Kimiko is breath of fresh air in a film and television industry riddled with sexism and racism, especially when it comes to comic book movies.
In The Boys, Kimiko subverts four common television and movie tropes that the MCU has historically played into. The hit Prime Video superhero satire series The Boys, which follows the conflict between mortals (led by the vigilante group The Boys) and Supes (led by the corporation Vought), recently wrapped up its third season. Kimiko (Karen Fukuhara), a Supe member of the Boys, plays a major role in helping her fellow vigilantes secure a key weapon to use against a powerful Supe enemy.
The Boys expertly characterizes Kimiko as a determined, three-dimensional woman—a vast improvement from The Boys’ Female, her underdeveloped (and unnamed) comic book counterpart. However, many female characters in television and film fail to receive this same narrative treatment.
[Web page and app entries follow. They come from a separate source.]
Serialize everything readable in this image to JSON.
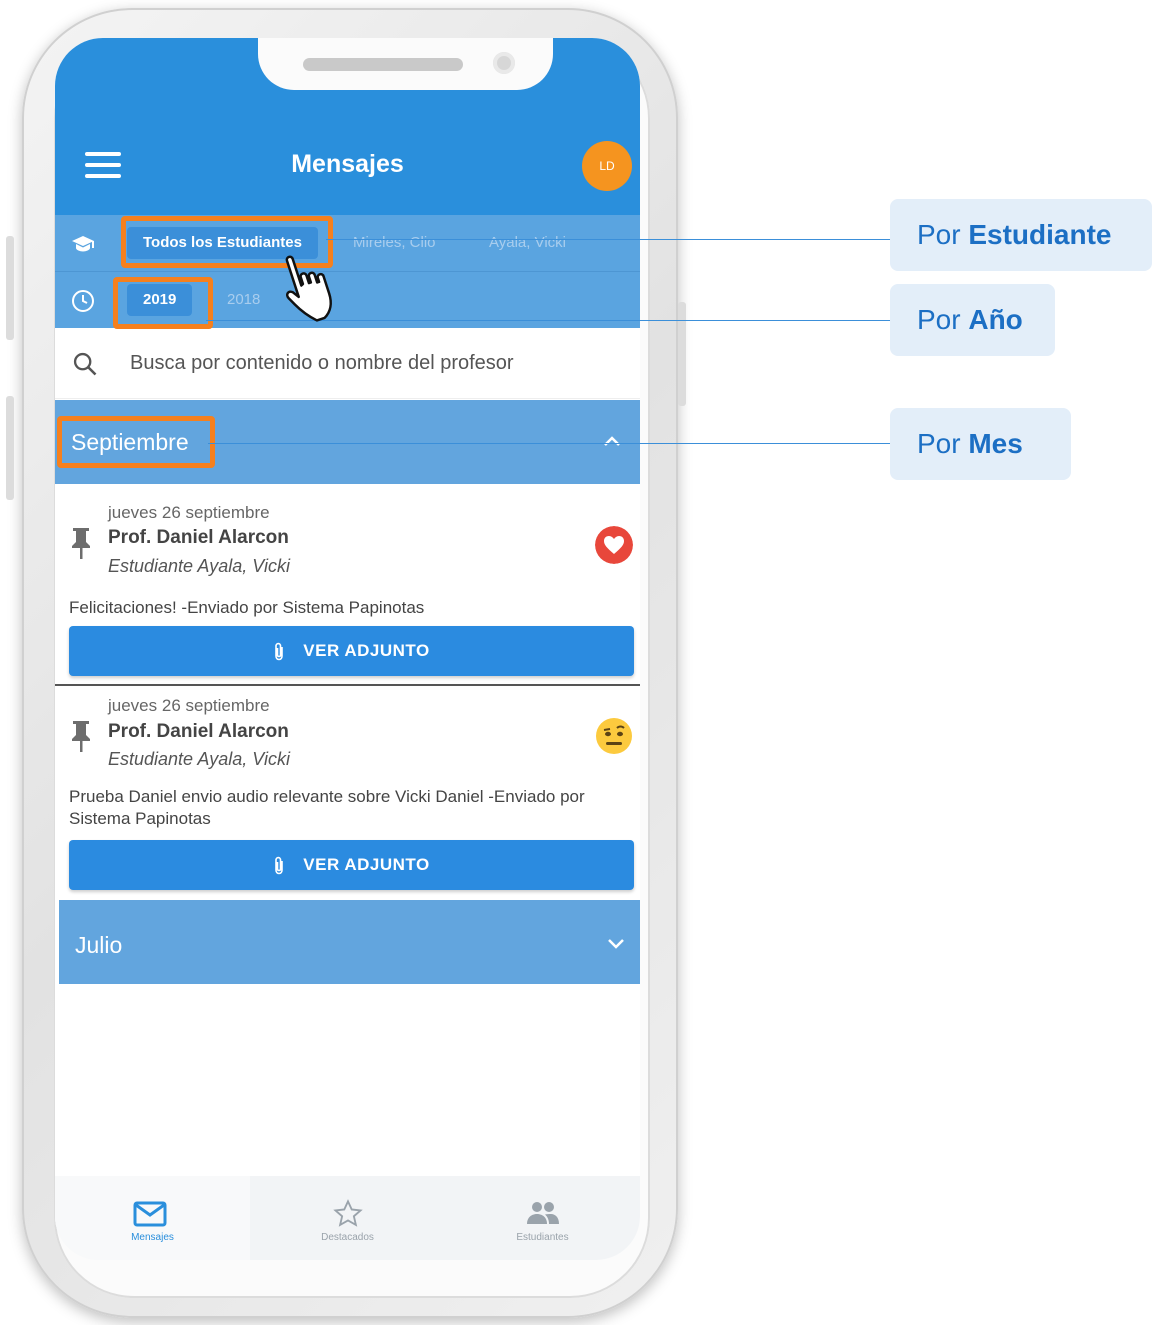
{
  "app": {
    "title": "Mensajes",
    "avatar_initials": "LD",
    "colors": {
      "primary": "#2a8fdc",
      "accent_orange": "#f5941f",
      "highlight": "#f5801e"
    }
  },
  "filters": {
    "students": {
      "selected": "Todos los Estudiantes",
      "options": [
        "Mireles, Clio",
        "Ayala, Vicki"
      ]
    },
    "years": {
      "selected": "2019",
      "options": [
        "2018"
      ]
    }
  },
  "search": {
    "placeholder": "Busca por contenido o nombre del profesor"
  },
  "months": [
    {
      "label": "Septiembre",
      "expanded": true,
      "messages": [
        {
          "date": "jueves 26 septiembre",
          "teacher": "Prof. Daniel Alarcon",
          "student": "Estudiante Ayala, Vicki",
          "body": "Felicitaciones!   -Enviado por Sistema Papinotas",
          "reaction_icon": "heart-icon",
          "attachment_label": "VER ADJUNTO"
        },
        {
          "date": "jueves 26 septiembre",
          "teacher": "Prof. Daniel Alarcon",
          "student": "Estudiante Ayala, Vicki",
          "body": "Prueba Daniel envio audio relevante sobre Vicki Daniel   -Enviado por Sistema Papinotas",
          "reaction_icon": "skeptical-emoji-icon",
          "attachment_label": "VER ADJUNTO"
        }
      ]
    },
    {
      "label": "Julio",
      "expanded": false
    }
  ],
  "bottom_nav": [
    {
      "label": "Mensajes",
      "icon": "envelope-icon",
      "active": true
    },
    {
      "label": "Destacados",
      "icon": "star-icon",
      "active": false
    },
    {
      "label": "Estudiantes",
      "icon": "people-icon",
      "active": false
    }
  ],
  "callouts": [
    {
      "prefix": "Por",
      "bold": "Estudiante"
    },
    {
      "prefix": "Por",
      "bold": "Año"
    },
    {
      "prefix": "Por",
      "bold": "Mes"
    }
  ]
}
Instead, they tend to fall into one of two tropes: the manic pixie dream girl—an eccentric, mysterious love interest—or the girlboss—a strong, often distant hero. Asian women are often further characterized by two parallel, race-specific (and overly sexualized) tropes: the lotus blossom—a submissive, soft-spoken woman—or the dragon lady—a venomous, sly seductress.
Kimiko successfully subverts all four tropes. Though Kimiko has a traumatic childhood that makes her unique and emotionally complex, she is never utilized as an eccentric prop—a manic pixie dream girl— to help self-actualize a male romantic interest. For example, in The Boys season 1, episode 6, “The Innocents,” Kimiko rebels against her infatuated coworker Frenchie (Tomer Capone) who treats her like a project, and Frenchie ultimately apologizes for trying to “fix” who his boss (Karl Urban) refers to as his “feral pixie dream girl.” Kimiko also could’ve been characterized as a girlboss, but The Boys showrunners are careful to balance out her Supe toughness with a realistic sensitivity, as demonstrated through her imagined dance number in The Boys season 3, episode 5, “The Last Time to Look on This World of Lies.” The Boys also avoids fetishizing Kimiko’s Asian heritage à la the lotus blossom or dragon lady trope by giving her verbal agency (through sign language) and prioritizing her physical autonomy, and by dressing her in loose-fitting clothing and characterizing her as a loyal friend, respectively.
Why Is It Difficult For Comic Book Movies To Get Female Superheroes Right?
Kimiko is a much-needed breath of fresh air in a film and television industry riddled with sexism and racism, especially when it comes to comic book movies. The comic book industry has historically been run by and geared toward straight white men, and despite recent progress, contemporary comic book movies continue to pander to their primary target demographic. The MCU is a repeat offender. Instead of thoughtfully adapting female characters from their outdated comic book counterparts (as The Boys does Kimiko), the MCU plays into sexist tropes, notably that of the girlboss. Black Widow (Scarlett Johansson) is a primary example. In every movie she’s featured in (except her solo film which, unsurprisingly, is the only one written by a woman), Natasha dons a revealing, skin-tight suit and is reduced to a “boys will be boys” pseudo-feminist with little personality outside touting “girl power!”
The MCU is not innocent of tapping into Asian-fetishizing tropes, either. Prior to the release of Shang-Chi and the Legend of the Ten Rings, the first Asian-led MCU film in the then-13-year-old franchise, there had never been an Asian (human) female main character in an MCU movie. Though Shang-Chi was certainly a major step toward diversity in the MCU, Asian actors and creative contributors on set still had to work around reductive hair and makeup choices. For example, Meng’er Zhang had to advocate for her character Xu Xialing not to have red hair streaks, a styling choice that plays into the dragon lady trope by associating bold style with campy rebelliousness (while lotus blossoms are often styled with natural hair symbolic of meekness). The MCU must reevaluate its approach to writing women and prioritize mindful, diverse storytelling like The Boys. Comic book screen adaptations need more Kimikos.